[Collection entries]
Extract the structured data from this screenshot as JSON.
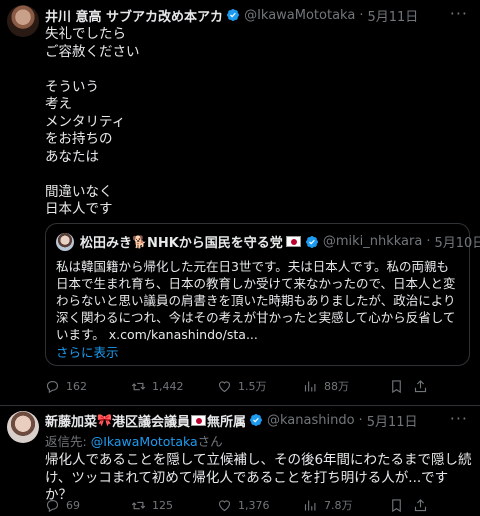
{
  "tweet1": {
    "display_name": "井川 意高 サブアカ改め本アカ",
    "handle": "@IkawaMototaka",
    "separator": "·",
    "date": "5月11日",
    "more": "···",
    "text": "失礼でしたら\nご容赦ください\n\nそういう\n考え\nメンタリティ\nをお持ちの\nあなたは\n\n間違いなく\n日本人です",
    "quote": {
      "display_name_pre": "松田みき",
      "display_name_post": "NHKから国民を守る党",
      "handle": "@miki_nhkkara",
      "separator": "·",
      "date": "5月10日",
      "text": "私は韓国籍から帰化した元在日3世です。夫は日本人です。私の両親も日本で生まれ育ち、日本の教育しか受けて来なかったので、日本人と変わらないと思い議員の肩書きを頂いた時期もありましたが、政治により深く関わるにつれ、今はその考えが甘かったと実感して心から反省しています。 x.com/kanashindo/sta...",
      "show_more": "さらに表示"
    },
    "actions": {
      "replies": "162",
      "reposts": "1,442",
      "likes": "1.5万",
      "views": "88万"
    }
  },
  "tweet2": {
    "display_name_a": "新藤加菜",
    "display_name_b": "港区議会議員",
    "display_name_c": "無所属",
    "handle": "@kanashindo",
    "separator": "·",
    "date": "5月11日",
    "more": "···",
    "reply_prefix": "返信先: ",
    "reply_handle": "@IkawaMototaka",
    "reply_suffix": "さん",
    "text": "帰化人であることを隠して立候補し、その後6年間にわたるまで隠し続け、ツッコまれて初めて帰化人であることを打ち明ける人が...ですか？",
    "actions": {
      "replies": "69",
      "reposts": "125",
      "likes": "1,376",
      "views": "7.8万"
    }
  },
  "colors": {
    "accent": "#1d9bf0",
    "muted": "#71767b",
    "text": "#e7e9ea",
    "bg": "#000000"
  },
  "icons": [
    "verified-badge-icon",
    "reply-icon",
    "repost-icon",
    "like-icon",
    "views-icon",
    "bookmark-icon",
    "share-icon",
    "more-icon",
    "japan-flag-icon"
  ]
}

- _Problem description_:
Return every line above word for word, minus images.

- _Task result_:
Extract the structured data from this screenshot as JSON.
{
  "tweet1": {
    "display_name": "井川 意高 サブアカ改め本アカ",
    "handle": "@IkawaMototaka",
    "separator": "·",
    "date": "5月11日",
    "more": "···",
    "text": "失礼でしたら\nご容赦ください\n\nそういう\n考え\nメンタリティ\nをお持ちの\nあなたは\n\n間違いなく\n日本人です",
    "quote": {
      "display_name_pre": "松田みき",
      "display_name_post": "NHKから国民を守る党",
      "handle": "@miki_nhkkara",
      "separator": "·",
      "date": "5月10日",
      "text": "私は韓国籍から帰化した元在日3世です。夫は日本人です。私の両親も日本で生まれ育ち、日本の教育しか受けて来なかったので、日本人と変わらないと思い議員の肩書きを頂いた時期もありましたが、政治により深く関わるにつれ、今はその考えが甘かったと実感して心から反省しています。 x.com/kanashindo/sta...",
      "show_more": "さらに表示"
    },
    "actions": {
      "replies": "162",
      "reposts": "1,442",
      "likes": "1.5万",
      "views": "88万"
    }
  },
  "tweet2": {
    "display_name_a": "新藤加菜",
    "display_name_b": "港区議会議員",
    "display_name_c": "無所属",
    "handle": "@kanashindo",
    "separator": "·",
    "date": "5月11日",
    "more": "···",
    "reply_prefix": "返信先: ",
    "reply_handle": "@IkawaMototaka",
    "reply_suffix": "さん",
    "text": "帰化人であることを隠して立候補し、その後6年間にわたるまで隠し続け、ツッコまれて初めて帰化人であることを打ち明ける人が...ですか？",
    "actions": {
      "replies": "69",
      "reposts": "125",
      "likes": "1,376",
      "views": "7.8万"
    }
  },
  "colors": {
    "accent": "#1d9bf0",
    "muted": "#71767b",
    "text": "#e7e9ea",
    "bg": "#000000"
  },
  "icons": [
    "verified-badge-icon",
    "reply-icon",
    "repost-icon",
    "like-icon",
    "views-icon",
    "bookmark-icon",
    "share-icon",
    "more-icon",
    "japan-flag-icon"
  ]
}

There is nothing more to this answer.